Killing Joke Middlesbrough Gaskins Sat 25th April 1981

Killing Joke Middlesbrough Gaskins Sat 25th April 1981
killingjoke “Killing Joke lurk in rock and roll’s shadow world where they weave with electronic instruments of mystic fire magical incantations and dark grinding musical shapes that linger in the air like Aleister Crowley’s opium-scented nightsweats” (
And so it was when Dave and I experienced “The Joke” at Middlesbrough Gaskins in 1981. Gaskins was a club in Middlesbrough town centre which played host to a number of punk gigs in the early 80s, frequented by the same crowd that assembled at the Rock Garden, the Town Hall Crypyt and Redcar Coatham Bowl. The first thing I recall about this gig was arriving to an empty ballroom with a large pentagram set out on the dance floor in front of the stage. The gig started to fill up, and the aforementioned pentagram was inhabited by a fire eater, known as “Dave The Wizard” who then proceeded to breath fire at us, while performing a primeval war dance. Dark spooky stuff. This was the world of Killing Joke at the time, very influenced by Mr Crowley, black magic and the dark side. The line-up was Jaz Coleman on vocals and organ, Kevin “Geordie” Walker on guitar, Martin “Youth” Glover on bass, and Paul Ferguson on drums. Jaz had his face painted with black make-up, and Youth looked very like Sid Vicious. And the music was loud, dark, doomy, pounding and relentless. There was something sinister and unnerving about the evening; a power and energy that transcended the music being performed. This was music from the dark side and took punk to another epic level.

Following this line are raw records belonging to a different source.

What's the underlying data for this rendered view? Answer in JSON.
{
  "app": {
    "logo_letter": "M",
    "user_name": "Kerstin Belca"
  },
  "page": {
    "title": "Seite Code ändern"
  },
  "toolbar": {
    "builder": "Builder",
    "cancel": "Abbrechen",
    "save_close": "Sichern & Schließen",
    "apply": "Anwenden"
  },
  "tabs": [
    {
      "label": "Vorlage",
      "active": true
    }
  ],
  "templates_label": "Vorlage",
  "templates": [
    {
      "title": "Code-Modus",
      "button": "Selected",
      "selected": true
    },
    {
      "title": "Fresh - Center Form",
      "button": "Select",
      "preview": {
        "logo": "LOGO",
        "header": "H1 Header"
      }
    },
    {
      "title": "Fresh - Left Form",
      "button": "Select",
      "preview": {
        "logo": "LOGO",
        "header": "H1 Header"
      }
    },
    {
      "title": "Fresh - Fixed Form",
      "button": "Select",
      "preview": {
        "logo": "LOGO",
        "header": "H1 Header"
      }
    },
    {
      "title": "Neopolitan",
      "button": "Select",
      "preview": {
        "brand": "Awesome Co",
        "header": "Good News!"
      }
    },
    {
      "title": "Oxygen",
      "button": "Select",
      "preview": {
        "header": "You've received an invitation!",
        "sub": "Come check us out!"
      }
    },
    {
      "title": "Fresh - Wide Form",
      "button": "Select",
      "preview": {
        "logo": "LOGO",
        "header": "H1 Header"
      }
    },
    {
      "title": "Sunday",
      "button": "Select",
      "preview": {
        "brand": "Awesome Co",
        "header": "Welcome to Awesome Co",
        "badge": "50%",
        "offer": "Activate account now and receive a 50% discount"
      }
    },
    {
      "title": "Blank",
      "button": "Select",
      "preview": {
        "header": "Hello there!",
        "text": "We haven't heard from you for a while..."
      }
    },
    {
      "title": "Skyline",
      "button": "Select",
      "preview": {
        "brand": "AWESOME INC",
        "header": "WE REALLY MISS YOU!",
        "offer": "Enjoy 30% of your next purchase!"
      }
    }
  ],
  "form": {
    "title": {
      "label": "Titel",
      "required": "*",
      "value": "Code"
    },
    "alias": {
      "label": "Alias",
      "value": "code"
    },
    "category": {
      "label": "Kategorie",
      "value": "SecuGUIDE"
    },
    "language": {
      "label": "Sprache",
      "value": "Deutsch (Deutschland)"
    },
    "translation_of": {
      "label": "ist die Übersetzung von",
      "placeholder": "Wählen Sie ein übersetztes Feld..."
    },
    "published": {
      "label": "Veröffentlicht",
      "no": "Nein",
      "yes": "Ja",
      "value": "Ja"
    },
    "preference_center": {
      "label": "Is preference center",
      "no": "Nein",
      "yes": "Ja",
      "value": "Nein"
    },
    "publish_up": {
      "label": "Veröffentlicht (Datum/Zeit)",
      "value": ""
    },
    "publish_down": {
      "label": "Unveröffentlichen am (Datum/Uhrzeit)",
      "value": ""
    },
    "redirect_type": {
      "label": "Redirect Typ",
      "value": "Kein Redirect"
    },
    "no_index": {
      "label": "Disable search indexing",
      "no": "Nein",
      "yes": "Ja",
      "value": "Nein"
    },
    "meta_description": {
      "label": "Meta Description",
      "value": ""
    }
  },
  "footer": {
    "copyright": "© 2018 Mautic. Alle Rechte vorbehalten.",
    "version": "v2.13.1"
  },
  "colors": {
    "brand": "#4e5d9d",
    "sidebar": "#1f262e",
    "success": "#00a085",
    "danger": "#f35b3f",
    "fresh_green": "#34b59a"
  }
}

From a fanzine site: “NC: Can you tell us about the fire-eater? JAZ: Oh yes, that’s a long time ago. The Wizard, he used to blow fire. He was a real nut case, that guy. He used to blow fire and war dance. He has not done it for a long time. He had some interesting ideas. He blows fire, this is about him not us, but he blows fire, he does not blow it in the sort of conventional theatre-come-cabaret sort of act. He blows it in a very ritualistic sort of way. He takes fire as being your will, your desire, and he uses it in that way, and it was really good at that time, and it just seemed to fit, and that was it” (No Class Fanzine No 1).